# Data for processing
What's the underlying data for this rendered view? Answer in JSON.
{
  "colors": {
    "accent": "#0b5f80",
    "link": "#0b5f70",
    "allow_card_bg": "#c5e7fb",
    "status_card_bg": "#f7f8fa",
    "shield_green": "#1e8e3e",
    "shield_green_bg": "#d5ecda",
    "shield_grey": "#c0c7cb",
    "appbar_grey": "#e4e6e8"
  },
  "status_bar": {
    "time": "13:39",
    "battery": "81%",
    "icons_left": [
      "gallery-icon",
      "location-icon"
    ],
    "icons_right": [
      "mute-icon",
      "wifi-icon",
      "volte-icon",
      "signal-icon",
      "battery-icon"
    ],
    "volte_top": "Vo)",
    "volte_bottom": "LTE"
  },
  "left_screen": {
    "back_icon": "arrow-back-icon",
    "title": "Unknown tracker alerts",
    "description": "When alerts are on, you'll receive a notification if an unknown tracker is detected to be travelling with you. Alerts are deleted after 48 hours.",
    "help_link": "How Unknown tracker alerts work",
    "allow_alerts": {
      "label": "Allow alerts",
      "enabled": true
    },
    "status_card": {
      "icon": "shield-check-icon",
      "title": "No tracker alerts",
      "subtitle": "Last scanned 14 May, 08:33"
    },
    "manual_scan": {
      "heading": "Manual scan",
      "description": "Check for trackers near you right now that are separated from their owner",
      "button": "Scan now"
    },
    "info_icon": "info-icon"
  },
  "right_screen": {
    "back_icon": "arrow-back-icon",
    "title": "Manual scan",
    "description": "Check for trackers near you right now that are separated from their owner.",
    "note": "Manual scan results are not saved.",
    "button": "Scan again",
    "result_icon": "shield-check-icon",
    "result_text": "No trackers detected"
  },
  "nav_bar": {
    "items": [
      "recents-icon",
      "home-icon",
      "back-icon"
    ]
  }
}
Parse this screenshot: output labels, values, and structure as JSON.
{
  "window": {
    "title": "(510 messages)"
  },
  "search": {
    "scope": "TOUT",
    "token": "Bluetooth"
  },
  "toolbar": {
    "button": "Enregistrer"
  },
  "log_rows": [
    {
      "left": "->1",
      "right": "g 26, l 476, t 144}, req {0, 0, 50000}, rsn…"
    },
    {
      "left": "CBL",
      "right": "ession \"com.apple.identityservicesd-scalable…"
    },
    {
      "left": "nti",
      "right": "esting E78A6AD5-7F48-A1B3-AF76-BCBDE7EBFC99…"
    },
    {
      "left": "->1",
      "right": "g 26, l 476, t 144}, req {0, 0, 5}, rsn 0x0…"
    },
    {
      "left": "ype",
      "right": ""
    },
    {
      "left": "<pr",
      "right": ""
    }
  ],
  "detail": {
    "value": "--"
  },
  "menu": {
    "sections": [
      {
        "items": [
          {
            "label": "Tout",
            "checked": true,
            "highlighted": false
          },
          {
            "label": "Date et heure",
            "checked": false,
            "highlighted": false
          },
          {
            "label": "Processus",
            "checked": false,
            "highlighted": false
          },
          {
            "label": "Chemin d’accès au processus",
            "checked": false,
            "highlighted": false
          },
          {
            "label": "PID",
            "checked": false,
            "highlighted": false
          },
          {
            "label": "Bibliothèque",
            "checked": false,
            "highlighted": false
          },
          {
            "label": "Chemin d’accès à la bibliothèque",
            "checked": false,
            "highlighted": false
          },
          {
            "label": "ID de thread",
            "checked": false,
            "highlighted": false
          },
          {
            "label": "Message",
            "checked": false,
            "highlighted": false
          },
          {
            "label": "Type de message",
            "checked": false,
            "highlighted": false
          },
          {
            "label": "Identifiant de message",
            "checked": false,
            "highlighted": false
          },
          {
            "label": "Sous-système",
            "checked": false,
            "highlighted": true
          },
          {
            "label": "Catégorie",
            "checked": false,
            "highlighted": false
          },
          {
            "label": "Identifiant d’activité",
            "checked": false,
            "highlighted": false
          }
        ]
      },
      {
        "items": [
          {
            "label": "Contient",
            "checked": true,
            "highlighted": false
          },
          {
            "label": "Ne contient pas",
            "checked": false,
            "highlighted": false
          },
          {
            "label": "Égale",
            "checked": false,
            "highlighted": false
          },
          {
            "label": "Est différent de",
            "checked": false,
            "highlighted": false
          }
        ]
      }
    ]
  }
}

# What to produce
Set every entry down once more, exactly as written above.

# Response to the exercise
What's the underlying data for this rendered view? Answer in JSON.
{
  "colors": {
    "accent": "#0b5f80",
    "link": "#0b5f70",
    "allow_card_bg": "#c5e7fb",
    "status_card_bg": "#f7f8fa",
    "shield_green": "#1e8e3e",
    "shield_green_bg": "#d5ecda",
    "shield_grey": "#c0c7cb",
    "appbar_grey": "#e4e6e8"
  },
  "status_bar": {
    "time": "13:39",
    "battery": "81%",
    "icons_left": [
      "gallery-icon",
      "location-icon"
    ],
    "icons_right": [
      "mute-icon",
      "wifi-icon",
      "volte-icon",
      "signal-icon",
      "battery-icon"
    ],
    "volte_top": "Vo)",
    "volte_bottom": "LTE"
  },
  "left_screen": {
    "back_icon": "arrow-back-icon",
    "title": "Unknown tracker alerts",
    "description": "When alerts are on, you'll receive a notification if an unknown tracker is detected to be travelling with you. Alerts are deleted after 48 hours.",
    "help_link": "How Unknown tracker alerts work",
    "allow_alerts": {
      "label": "Allow alerts",
      "enabled": true
    },
    "status_card": {
      "icon": "shield-check-icon",
      "title": "No tracker alerts",
      "subtitle": "Last scanned 14 May, 08:33"
    },
    "manual_scan": {
      "heading": "Manual scan",
      "description": "Check for trackers near you right now that are separated from their owner",
      "button": "Scan now"
    },
    "info_icon": "info-icon"
  },
  "right_screen": {
    "back_icon": "arrow-back-icon",
    "title": "Manual scan",
    "description": "Check for trackers near you right now that are separated from their owner.",
    "note": "Manual scan results are not saved.",
    "button": "Scan again",
    "result_icon": "shield-check-icon",
    "result_text": "No trackers detected"
  },
  "nav_bar": {
    "items": [
      "recents-icon",
      "home-icon",
      "back-icon"
    ]
  }
}
Parse this screenshot: output labels, values, and structure as JSON.
{
  "window": {
    "title": "(510 messages)"
  },
  "search": {
    "scope": "TOUT",
    "token": "Bluetooth"
  },
  "toolbar": {
    "button": "Enregistrer"
  },
  "log_rows": [
    {
      "left": "->1",
      "right": "g 26, l 476, t 144}, req {0, 0, 50000}, rsn…"
    },
    {
      "left": "CBL",
      "right": "ession \"com.apple.identityservicesd-scalable…"
    },
    {
      "left": "nti",
      "right": "esting E78A6AD5-7F48-A1B3-AF76-BCBDE7EBFC99…"
    },
    {
      "left": "->1",
      "right": "g 26, l 476, t 144}, req {0, 0, 5}, rsn 0x0…"
    },
    {
      "left": "ype",
      "right": ""
    },
    {
      "left": "<pr",
      "right": ""
    }
  ],
  "detail": {
    "value": "--"
  },
  "menu": {
    "sections": [
      {
        "items": [
          {
            "label": "Tout",
            "checked": true,
            "highlighted": false
          },
          {
            "label": "Date et heure",
            "checked": false,
            "highlighted": false
          },
          {
            "label": "Processus",
            "checked": false,
            "highlighted": false
          },
          {
            "label": "Chemin d’accès au processus",
            "checked": false,
            "highlighted": false
          },
          {
            "label": "PID",
            "checked": false,
            "highlighted": false
          },
          {
            "label": "Bibliothèque",
            "checked": false,
            "highlighted": false
          },
          {
            "label": "Chemin d’accès à la bibliothèque",
            "checked": false,
            "highlighted": false
          },
          {
            "label": "ID de thread",
            "checked": false,
            "highlighted": false
          },
          {
            "label": "Message",
            "checked": false,
            "highlighted": false
          },
          {
            "label": "Type de message",
            "checked": false,
            "highlighted": false
          },
          {
            "label": "Identifiant de message",
            "checked": false,
            "highlighted": false
          },
          {
            "label": "Sous-système",
            "checked": false,
            "highlighted": true
          },
          {
            "label": "Catégorie",
            "checked": false,
            "highlighted": false
          },
          {
            "label": "Identifiant d’activité",
            "checked": false,
            "highlighted": false
          }
        ]
      },
      {
        "items": [
          {
            "label": "Contient",
            "checked": true,
            "highlighted": false
          },
          {
            "label": "Ne contient pas",
            "checked": false,
            "highlighted": false
          },
          {
            "label": "Égale",
            "checked": false,
            "highlighted": false
          },
          {
            "label": "Est différent de",
            "checked": false,
            "highlighted": false
          }
        ]
      }
    ]
  }
}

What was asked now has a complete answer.